**Dataset rows for apps and sites:**

● ● ●

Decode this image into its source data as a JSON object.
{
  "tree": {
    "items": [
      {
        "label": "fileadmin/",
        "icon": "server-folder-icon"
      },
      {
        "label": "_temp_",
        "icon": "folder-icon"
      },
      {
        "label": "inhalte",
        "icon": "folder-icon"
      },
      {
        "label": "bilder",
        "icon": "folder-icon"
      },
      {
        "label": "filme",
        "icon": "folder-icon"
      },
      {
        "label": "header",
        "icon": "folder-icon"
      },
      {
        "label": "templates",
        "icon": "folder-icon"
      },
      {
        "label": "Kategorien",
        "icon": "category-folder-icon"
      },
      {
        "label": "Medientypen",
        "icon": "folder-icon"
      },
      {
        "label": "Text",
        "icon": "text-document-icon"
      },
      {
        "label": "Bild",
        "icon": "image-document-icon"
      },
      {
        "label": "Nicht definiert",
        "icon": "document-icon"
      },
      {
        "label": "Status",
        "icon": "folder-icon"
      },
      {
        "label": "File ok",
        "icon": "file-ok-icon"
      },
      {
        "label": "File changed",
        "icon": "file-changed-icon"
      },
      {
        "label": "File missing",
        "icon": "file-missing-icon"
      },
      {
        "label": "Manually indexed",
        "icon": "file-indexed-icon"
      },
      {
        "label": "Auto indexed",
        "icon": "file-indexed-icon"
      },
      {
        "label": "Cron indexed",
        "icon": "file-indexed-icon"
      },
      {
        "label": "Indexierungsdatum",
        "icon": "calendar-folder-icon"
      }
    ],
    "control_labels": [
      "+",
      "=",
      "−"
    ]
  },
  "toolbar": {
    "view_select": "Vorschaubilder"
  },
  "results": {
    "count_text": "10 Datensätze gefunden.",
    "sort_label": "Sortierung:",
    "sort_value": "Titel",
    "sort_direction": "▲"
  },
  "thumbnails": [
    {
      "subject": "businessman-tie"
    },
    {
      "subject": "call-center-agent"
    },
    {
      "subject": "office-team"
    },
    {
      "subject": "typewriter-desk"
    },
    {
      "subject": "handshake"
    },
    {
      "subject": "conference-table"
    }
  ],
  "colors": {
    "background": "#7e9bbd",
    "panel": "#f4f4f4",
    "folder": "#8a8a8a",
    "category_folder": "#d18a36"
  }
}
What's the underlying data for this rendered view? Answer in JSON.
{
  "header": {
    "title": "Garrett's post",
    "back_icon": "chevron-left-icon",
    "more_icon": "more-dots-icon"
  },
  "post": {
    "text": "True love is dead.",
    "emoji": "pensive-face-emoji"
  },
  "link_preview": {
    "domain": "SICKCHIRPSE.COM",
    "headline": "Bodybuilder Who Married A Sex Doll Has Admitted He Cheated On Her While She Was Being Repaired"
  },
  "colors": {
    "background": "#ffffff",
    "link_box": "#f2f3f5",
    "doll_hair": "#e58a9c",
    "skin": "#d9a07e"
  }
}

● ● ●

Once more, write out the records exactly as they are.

**Task solution:**
Decode this image into its source data as a JSON object.
{
  "tree": {
    "items": [
      {
        "label": "fileadmin/",
        "icon": "server-folder-icon"
      },
      {
        "label": "_temp_",
        "icon": "folder-icon"
      },
      {
        "label": "inhalte",
        "icon": "folder-icon"
      },
      {
        "label": "bilder",
        "icon": "folder-icon"
      },
      {
        "label": "filme",
        "icon": "folder-icon"
      },
      {
        "label": "header",
        "icon": "folder-icon"
      },
      {
        "label": "templates",
        "icon": "folder-icon"
      },
      {
        "label": "Kategorien",
        "icon": "category-folder-icon"
      },
      {
        "label": "Medientypen",
        "icon": "folder-icon"
      },
      {
        "label": "Text",
        "icon": "text-document-icon"
      },
      {
        "label": "Bild",
        "icon": "image-document-icon"
      },
      {
        "label": "Nicht definiert",
        "icon": "document-icon"
      },
      {
        "label": "Status",
        "icon": "folder-icon"
      },
      {
        "label": "File ok",
        "icon": "file-ok-icon"
      },
      {
        "label": "File changed",
        "icon": "file-changed-icon"
      },
      {
        "label": "File missing",
        "icon": "file-missing-icon"
      },
      {
        "label": "Manually indexed",
        "icon": "file-indexed-icon"
      },
      {
        "label": "Auto indexed",
        "icon": "file-indexed-icon"
      },
      {
        "label": "Cron indexed",
        "icon": "file-indexed-icon"
      },
      {
        "label": "Indexierungsdatum",
        "icon": "calendar-folder-icon"
      }
    ],
    "control_labels": [
      "+",
      "=",
      "−"
    ]
  },
  "toolbar": {
    "view_select": "Vorschaubilder"
  },
  "results": {
    "count_text": "10 Datensätze gefunden.",
    "sort_label": "Sortierung:",
    "sort_value": "Titel",
    "sort_direction": "▲"
  },
  "thumbnails": [
    {
      "subject": "businessman-tie"
    },
    {
      "subject": "call-center-agent"
    },
    {
      "subject": "office-team"
    },
    {
      "subject": "typewriter-desk"
    },
    {
      "subject": "handshake"
    },
    {
      "subject": "conference-table"
    }
  ],
  "colors": {
    "background": "#7e9bbd",
    "panel": "#f4f4f4",
    "folder": "#8a8a8a",
    "category_folder": "#d18a36"
  }
}
What's the underlying data for this rendered view? Answer in JSON.
{
  "header": {
    "title": "Garrett's post",
    "back_icon": "chevron-left-icon",
    "more_icon": "more-dots-icon"
  },
  "post": {
    "text": "True love is dead.",
    "emoji": "pensive-face-emoji"
  },
  "link_preview": {
    "domain": "SICKCHIRPSE.COM",
    "headline": "Bodybuilder Who Married A Sex Doll Has Admitted He Cheated On Her While She Was Being Repaired"
  },
  "colors": {
    "background": "#ffffff",
    "link_box": "#f2f3f5",
    "doll_hair": "#e58a9c",
    "skin": "#d9a07e"
  }
}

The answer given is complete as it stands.